Mr. Kotlowitz said in an email that the project had imbued Mr. Newman with a quiet confidence and gave him a job that fit his character, as an “understated yet fiercely powerful storyteller who so relished making individual connections often with people whose lives so differed from his own.”
“He was such a generous spirit and such a thoughtful soul,” Mr. Kotlowitz added. “I don’t know if he fully grasped the impact his storytelling had on others, but it inspired so many and challenged them in ways that brought us all closer.”
Both youths understood the challenges they faced in the other America, the one outside the ghetto.

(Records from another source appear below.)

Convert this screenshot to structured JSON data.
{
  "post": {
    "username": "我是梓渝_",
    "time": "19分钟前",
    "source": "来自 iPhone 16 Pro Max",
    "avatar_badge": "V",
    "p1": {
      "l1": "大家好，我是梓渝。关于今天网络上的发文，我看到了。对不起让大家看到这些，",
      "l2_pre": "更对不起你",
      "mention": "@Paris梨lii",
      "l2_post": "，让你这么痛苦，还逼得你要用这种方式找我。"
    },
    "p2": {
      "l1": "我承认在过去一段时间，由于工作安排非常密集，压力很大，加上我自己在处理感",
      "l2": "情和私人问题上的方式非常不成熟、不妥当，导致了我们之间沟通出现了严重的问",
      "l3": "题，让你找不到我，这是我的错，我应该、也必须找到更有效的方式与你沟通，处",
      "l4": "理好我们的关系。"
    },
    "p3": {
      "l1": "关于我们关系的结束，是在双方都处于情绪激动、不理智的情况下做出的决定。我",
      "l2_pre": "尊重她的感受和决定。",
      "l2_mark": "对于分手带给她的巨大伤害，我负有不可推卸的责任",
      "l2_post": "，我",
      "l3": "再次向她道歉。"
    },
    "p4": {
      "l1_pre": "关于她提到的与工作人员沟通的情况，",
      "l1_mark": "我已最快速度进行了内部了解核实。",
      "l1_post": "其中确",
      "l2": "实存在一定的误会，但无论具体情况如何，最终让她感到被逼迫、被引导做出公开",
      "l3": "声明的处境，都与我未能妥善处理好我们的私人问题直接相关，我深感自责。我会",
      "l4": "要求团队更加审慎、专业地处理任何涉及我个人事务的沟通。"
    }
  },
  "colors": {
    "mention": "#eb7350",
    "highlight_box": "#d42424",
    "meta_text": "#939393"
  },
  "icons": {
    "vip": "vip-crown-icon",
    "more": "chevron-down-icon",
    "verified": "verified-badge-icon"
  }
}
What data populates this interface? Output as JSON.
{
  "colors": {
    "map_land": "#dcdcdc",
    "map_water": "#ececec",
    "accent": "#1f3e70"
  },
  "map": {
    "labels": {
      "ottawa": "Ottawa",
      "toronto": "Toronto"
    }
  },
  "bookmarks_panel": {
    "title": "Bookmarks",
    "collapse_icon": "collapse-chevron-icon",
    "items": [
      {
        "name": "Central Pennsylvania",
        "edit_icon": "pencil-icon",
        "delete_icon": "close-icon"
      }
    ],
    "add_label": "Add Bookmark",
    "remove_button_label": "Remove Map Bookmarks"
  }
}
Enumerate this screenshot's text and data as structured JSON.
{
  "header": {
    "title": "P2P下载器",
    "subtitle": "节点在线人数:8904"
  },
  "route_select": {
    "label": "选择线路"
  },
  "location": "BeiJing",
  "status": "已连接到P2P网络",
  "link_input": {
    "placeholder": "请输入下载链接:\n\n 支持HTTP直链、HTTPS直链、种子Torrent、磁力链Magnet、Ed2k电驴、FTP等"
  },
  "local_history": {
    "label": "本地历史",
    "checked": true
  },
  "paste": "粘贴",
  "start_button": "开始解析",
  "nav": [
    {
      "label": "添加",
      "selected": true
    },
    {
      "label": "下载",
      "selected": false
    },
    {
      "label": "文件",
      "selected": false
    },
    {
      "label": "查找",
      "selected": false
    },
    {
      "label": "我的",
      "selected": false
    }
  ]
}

“If we go in the store, we’re looked at wrong, as if we was going to steal,” Mr. Newman told Charlie Rose on PBS in 1997. “We’re not trusted, and most people feel that way.”
By his own reckoning, Lloyd Newman might not have expected to die of natural causes. In 1997, enumerating the most common causes of death in the projects, he told The Times: “People get thrown out of windows, drowned, stabbed, shot. But a lot of that killing would stop if the government would make it livable around here. We don’t have no parks. The swings are broken. There’s nothing for people to do. There’s no fun. Life isn’t worth living without some fun.”
In the documentary “Remorse,” Mr. Newman and Mr. Jones stood on the roof of the public housing building from which 5-year-old Eric Morse had been dropped from a 14th-floor window by two other young kids, or “shorties,” in the parlance of the streets. Looking over the edge, Mr. Jones asked Mr. Newman what would have gone through his mind if it was he who had been plunging to the ground.
“I’d be thinking about how I’m going to land and if I’m going to survive,” Mr. Newman said. “I’d be thinking about how it is in heaven.”
They mulled how long the fall would take and whether there would be time enough to say a prayer. Regardless, they concluded, Eric was so young that he would surely have gone to heaven.
“Dude, you think they got a playground in heaven for shorties?” Mr. Jones asked.
“Nope,” Mr. Newman said. “They don’t got a playground in heaven for nobody.”